Atlanta's Missing and Murdered provides a different perspective on this tragic and chilling case through archival footage, interviews with families and investigators, and the presentation of new evidence. The issue of racial tensions and the political interests at stake in the resolution of this case are clearly articulated. For the investigators, the guilt of Wayne Williams was beyond doubt and led to the conclusion of this degenerating case. Indeed, riots and demonstrations were taking place in Atlanta and Williams' arrest was a perfect fit for elected officials who wanted to bury this case as quickly as possible. Especially since the murders stopped after his arrest.
Reopening the investigation

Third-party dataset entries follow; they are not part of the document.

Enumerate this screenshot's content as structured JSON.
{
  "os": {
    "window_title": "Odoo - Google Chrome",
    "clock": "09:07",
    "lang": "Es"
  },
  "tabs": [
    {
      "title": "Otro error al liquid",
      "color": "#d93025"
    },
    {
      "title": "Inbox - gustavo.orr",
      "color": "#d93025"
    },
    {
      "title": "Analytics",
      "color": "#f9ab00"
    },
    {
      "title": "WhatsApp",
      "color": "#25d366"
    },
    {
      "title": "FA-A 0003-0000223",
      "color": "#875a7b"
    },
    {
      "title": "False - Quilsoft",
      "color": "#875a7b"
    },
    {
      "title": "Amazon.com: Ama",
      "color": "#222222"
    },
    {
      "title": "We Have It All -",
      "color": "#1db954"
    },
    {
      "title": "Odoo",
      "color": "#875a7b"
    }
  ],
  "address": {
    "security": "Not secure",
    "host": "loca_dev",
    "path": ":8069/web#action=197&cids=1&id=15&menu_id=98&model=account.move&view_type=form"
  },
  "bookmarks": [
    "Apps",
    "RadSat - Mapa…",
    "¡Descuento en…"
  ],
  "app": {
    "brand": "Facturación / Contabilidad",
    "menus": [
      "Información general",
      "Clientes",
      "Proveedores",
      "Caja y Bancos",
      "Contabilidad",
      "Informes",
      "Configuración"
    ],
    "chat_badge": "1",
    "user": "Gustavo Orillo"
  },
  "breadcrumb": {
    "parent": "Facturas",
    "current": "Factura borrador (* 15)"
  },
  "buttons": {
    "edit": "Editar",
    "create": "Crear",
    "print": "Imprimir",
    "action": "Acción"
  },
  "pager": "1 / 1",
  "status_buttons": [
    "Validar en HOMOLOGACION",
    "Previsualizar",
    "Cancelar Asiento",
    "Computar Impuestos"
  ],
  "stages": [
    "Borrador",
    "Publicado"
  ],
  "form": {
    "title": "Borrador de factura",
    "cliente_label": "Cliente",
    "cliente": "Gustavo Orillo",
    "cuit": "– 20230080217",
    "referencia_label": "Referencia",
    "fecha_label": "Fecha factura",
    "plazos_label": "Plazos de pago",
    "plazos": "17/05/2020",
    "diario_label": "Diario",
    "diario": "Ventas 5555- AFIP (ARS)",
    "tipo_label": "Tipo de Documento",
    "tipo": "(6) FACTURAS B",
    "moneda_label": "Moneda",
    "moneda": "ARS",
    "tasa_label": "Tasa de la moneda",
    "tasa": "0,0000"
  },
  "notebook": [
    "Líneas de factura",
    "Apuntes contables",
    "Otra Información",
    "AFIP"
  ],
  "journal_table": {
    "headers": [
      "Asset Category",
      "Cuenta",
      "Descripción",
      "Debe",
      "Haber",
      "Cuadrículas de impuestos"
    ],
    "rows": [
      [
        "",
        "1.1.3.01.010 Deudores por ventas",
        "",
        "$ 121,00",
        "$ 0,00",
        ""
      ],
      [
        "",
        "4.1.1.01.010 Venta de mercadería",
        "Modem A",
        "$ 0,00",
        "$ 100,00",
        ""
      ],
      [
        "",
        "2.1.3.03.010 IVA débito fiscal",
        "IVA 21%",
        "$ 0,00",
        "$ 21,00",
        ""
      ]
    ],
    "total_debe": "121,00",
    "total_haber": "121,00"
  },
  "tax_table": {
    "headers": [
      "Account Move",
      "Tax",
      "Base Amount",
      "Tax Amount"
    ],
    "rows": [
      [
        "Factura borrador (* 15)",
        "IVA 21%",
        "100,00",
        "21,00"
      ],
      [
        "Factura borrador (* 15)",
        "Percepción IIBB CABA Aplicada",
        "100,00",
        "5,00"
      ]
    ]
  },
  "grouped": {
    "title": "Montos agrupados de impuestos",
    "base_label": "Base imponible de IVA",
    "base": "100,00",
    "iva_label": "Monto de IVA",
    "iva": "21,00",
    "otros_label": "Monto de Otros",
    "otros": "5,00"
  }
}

In 2004, Wayne Williams' lawyers requested a retrial after discovering that police had allegedly withheld evidence of Ku Kux Klan involvement in some of the murders, but the request was denied two years later. The same year, Charles Sanders, a white supremacist who had belonged to the Ku Kux Klan, reportedly referred to the killings in a secret interview. Sanders is featured in David Fincher's series, but passes the lie detector test.
Mindhunter's offer to put the spotlight on the case and the new evidence made it possible, forty years later, to reopen the investigation. Indeed, in March 2019, the mayor of Atlanta, Keisha Lance Bottoms, and the chief of police, Erika Shields, announced that they would officially reopen the investigation. The evidence is being re-examined using new technologies. At a press conference, Keisha Lance Bottom said: "There may not be anything left to test. (...) But I think history will judge us by our actions, and we can say we tried."
Atlanta's Missing and Murdered is a necessary and important documentary series that resonates with current events and the Black Lives Matter movement. The first three episodes are available July 18th on OCS Choc and OCS on Demand. The 2 following episodes will be broadcasted from July 25th.